*** Opening Data under study ***
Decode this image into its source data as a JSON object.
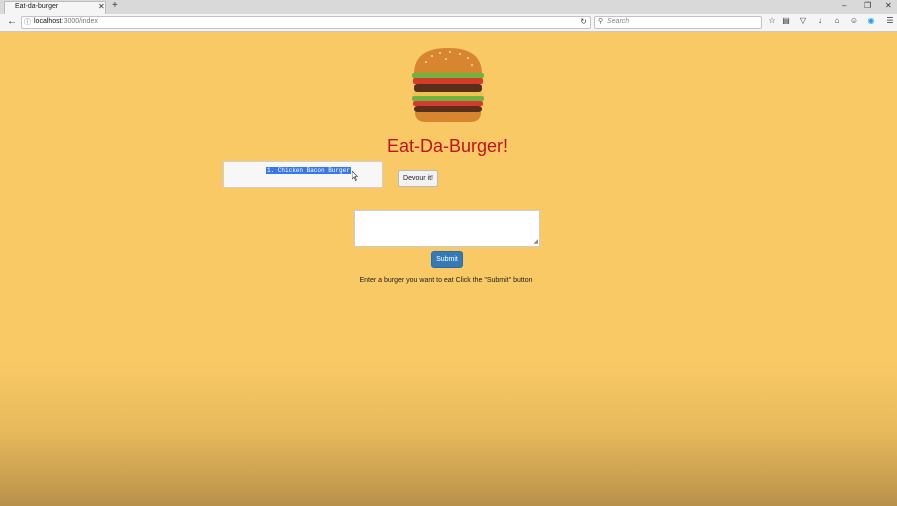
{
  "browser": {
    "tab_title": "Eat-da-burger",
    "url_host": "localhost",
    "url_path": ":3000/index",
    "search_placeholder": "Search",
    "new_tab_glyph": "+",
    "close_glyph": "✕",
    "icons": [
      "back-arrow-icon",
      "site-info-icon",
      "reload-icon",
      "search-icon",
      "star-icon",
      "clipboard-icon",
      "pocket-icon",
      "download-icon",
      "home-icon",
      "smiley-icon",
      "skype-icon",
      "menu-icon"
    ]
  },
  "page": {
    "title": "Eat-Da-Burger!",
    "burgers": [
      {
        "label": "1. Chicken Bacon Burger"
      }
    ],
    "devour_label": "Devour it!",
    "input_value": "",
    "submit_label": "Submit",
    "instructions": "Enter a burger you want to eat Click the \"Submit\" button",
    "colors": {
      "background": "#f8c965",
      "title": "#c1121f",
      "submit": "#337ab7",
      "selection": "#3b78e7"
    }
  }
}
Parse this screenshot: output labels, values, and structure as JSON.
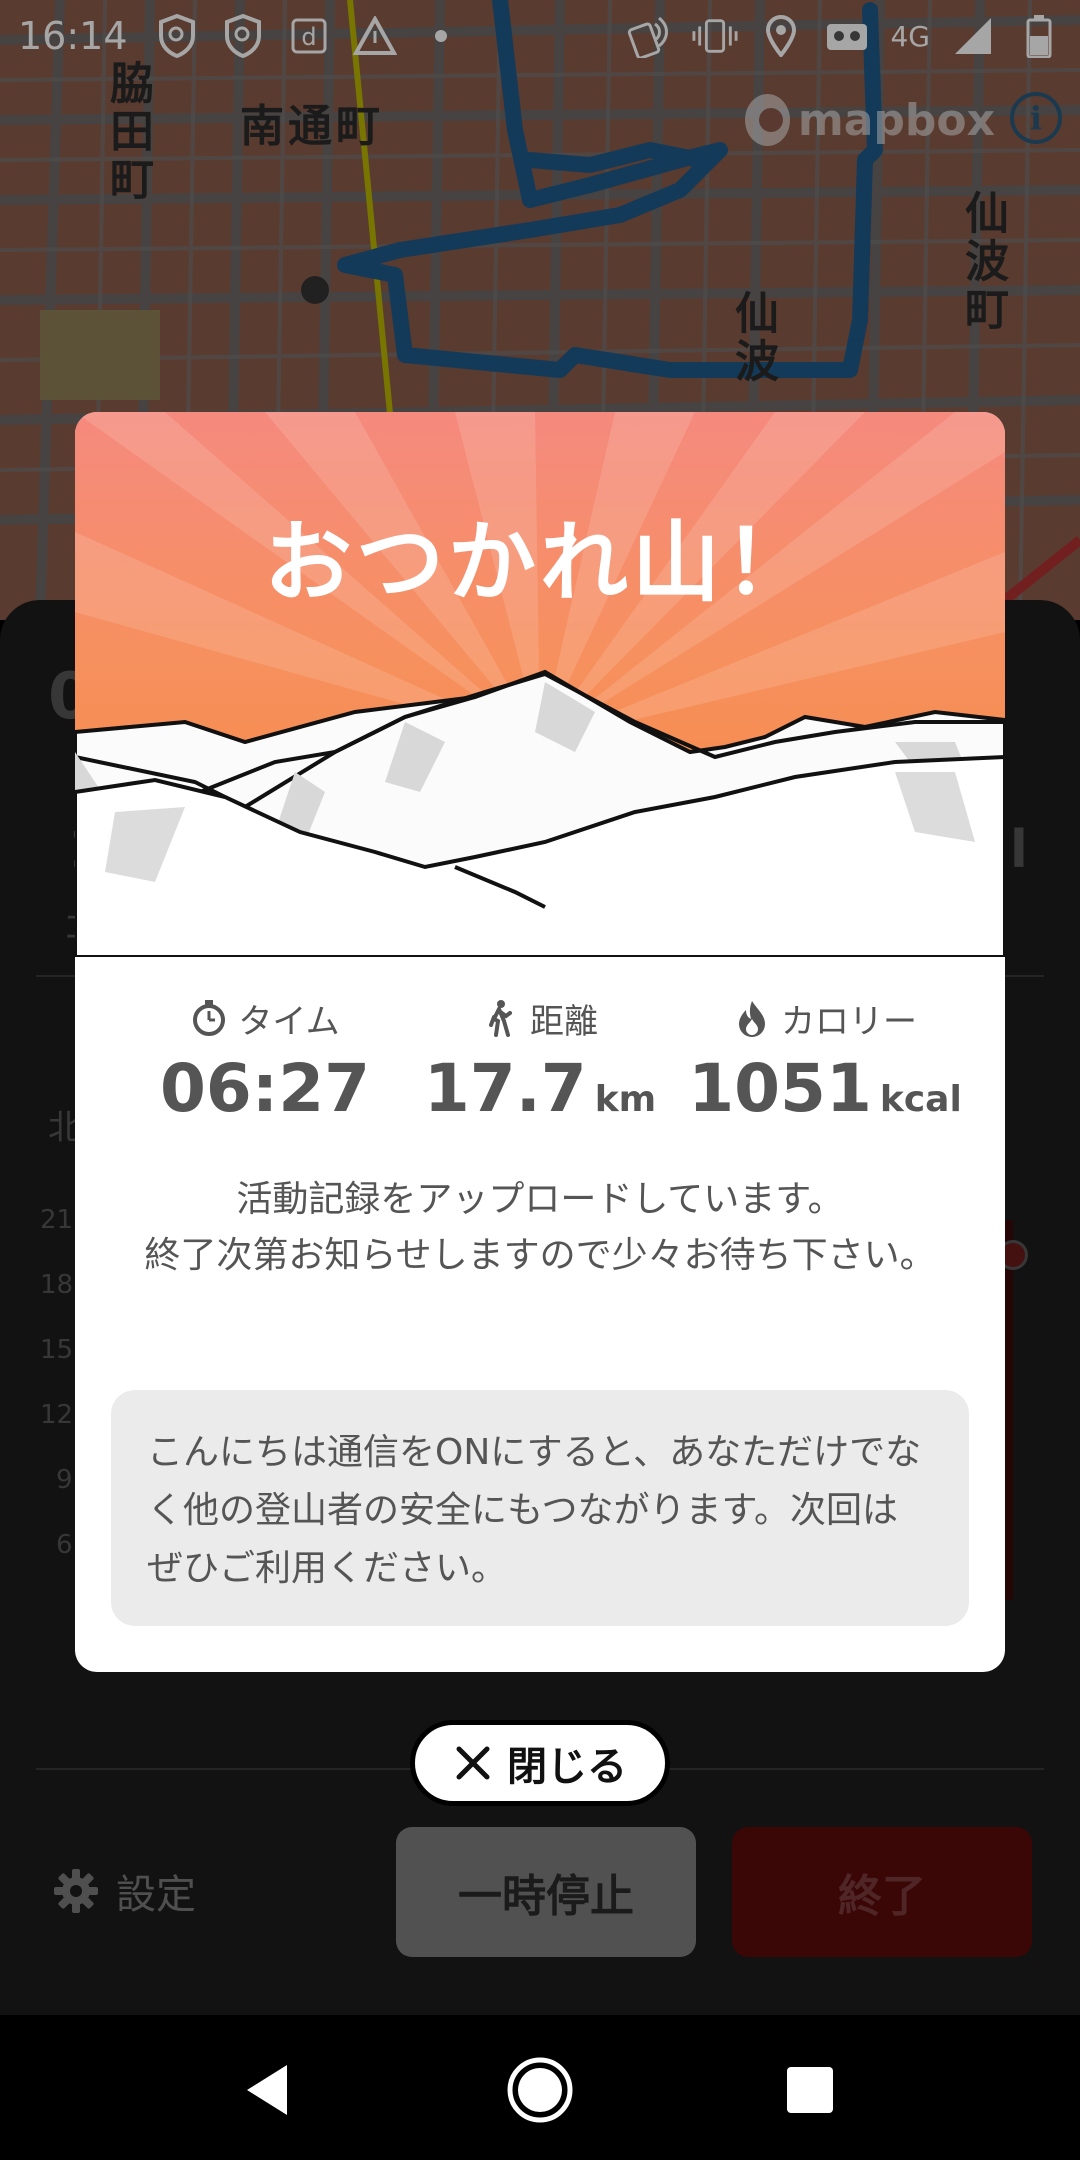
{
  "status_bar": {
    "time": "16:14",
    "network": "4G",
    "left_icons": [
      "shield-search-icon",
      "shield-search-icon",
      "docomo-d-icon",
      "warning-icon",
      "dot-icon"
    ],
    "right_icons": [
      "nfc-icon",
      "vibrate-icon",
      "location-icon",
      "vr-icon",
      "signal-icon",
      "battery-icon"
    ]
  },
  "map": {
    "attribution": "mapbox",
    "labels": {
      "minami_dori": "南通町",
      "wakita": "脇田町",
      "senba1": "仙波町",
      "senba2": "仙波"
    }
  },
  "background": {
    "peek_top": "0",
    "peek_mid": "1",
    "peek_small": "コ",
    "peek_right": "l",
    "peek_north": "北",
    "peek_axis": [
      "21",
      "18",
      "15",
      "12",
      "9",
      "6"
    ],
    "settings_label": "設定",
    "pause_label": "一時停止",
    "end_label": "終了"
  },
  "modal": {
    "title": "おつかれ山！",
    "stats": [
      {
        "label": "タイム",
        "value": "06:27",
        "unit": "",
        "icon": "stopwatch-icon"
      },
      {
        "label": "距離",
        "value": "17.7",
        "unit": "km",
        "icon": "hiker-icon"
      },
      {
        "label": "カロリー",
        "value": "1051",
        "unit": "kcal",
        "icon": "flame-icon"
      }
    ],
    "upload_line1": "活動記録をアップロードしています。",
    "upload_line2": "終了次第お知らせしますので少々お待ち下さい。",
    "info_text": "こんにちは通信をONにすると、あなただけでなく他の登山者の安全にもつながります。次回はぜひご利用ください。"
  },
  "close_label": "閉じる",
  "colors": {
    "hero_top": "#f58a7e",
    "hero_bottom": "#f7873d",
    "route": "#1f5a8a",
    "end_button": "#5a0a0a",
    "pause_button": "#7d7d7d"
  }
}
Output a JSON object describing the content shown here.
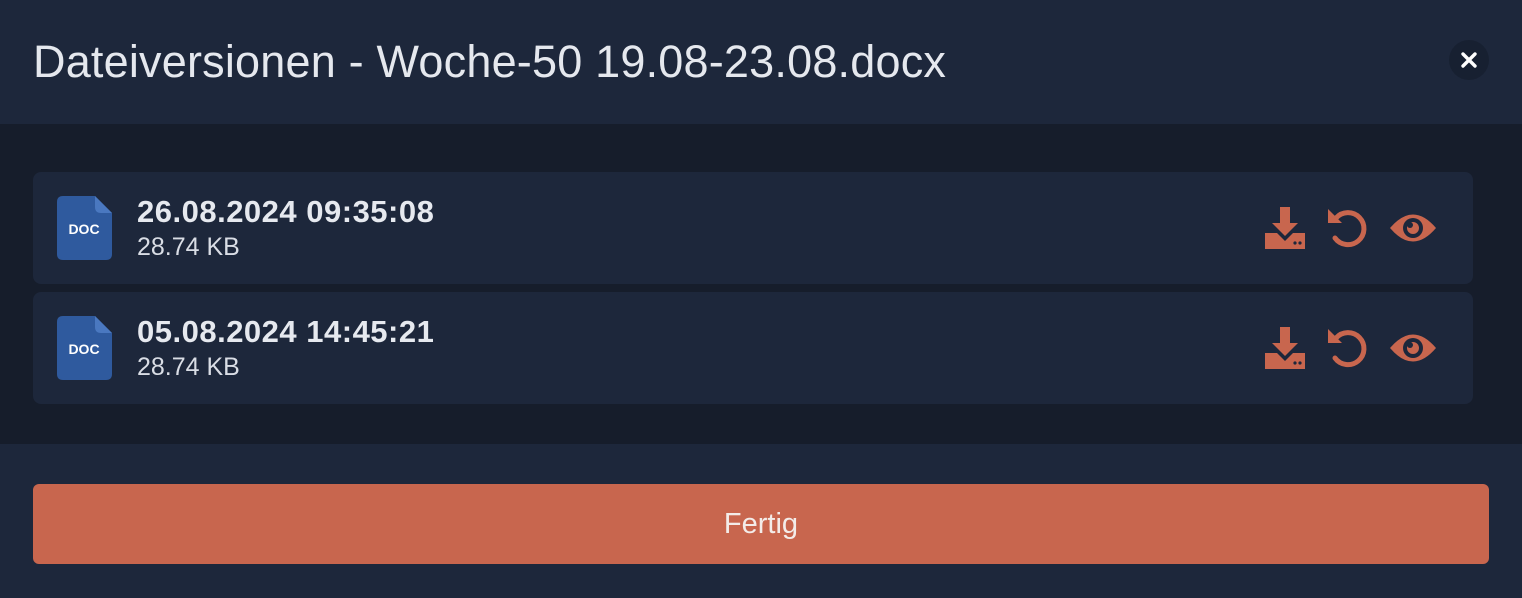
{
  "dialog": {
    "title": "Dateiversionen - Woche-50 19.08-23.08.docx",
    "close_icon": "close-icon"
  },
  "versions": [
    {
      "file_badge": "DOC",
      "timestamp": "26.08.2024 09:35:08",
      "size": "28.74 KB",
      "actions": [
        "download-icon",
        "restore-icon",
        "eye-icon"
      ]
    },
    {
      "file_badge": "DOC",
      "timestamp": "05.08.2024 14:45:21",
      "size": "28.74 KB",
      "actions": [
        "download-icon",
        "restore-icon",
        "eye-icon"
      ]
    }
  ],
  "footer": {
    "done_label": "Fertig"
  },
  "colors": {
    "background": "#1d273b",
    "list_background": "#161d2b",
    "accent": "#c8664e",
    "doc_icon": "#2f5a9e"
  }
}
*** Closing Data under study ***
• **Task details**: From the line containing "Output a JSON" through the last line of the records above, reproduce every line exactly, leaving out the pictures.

• **Result for this exercise**:
Output a JSON object describing the content shown here.
{
  "dialog": {
    "title": "Dateiversionen - Woche-50 19.08-23.08.docx",
    "close_icon": "close-icon"
  },
  "versions": [
    {
      "file_badge": "DOC",
      "timestamp": "26.08.2024 09:35:08",
      "size": "28.74 KB",
      "actions": [
        "download-icon",
        "restore-icon",
        "eye-icon"
      ]
    },
    {
      "file_badge": "DOC",
      "timestamp": "05.08.2024 14:45:21",
      "size": "28.74 KB",
      "actions": [
        "download-icon",
        "restore-icon",
        "eye-icon"
      ]
    }
  ],
  "footer": {
    "done_label": "Fertig"
  },
  "colors": {
    "background": "#1d273b",
    "list_background": "#161d2b",
    "accent": "#c8664e",
    "doc_icon": "#2f5a9e"
  }
}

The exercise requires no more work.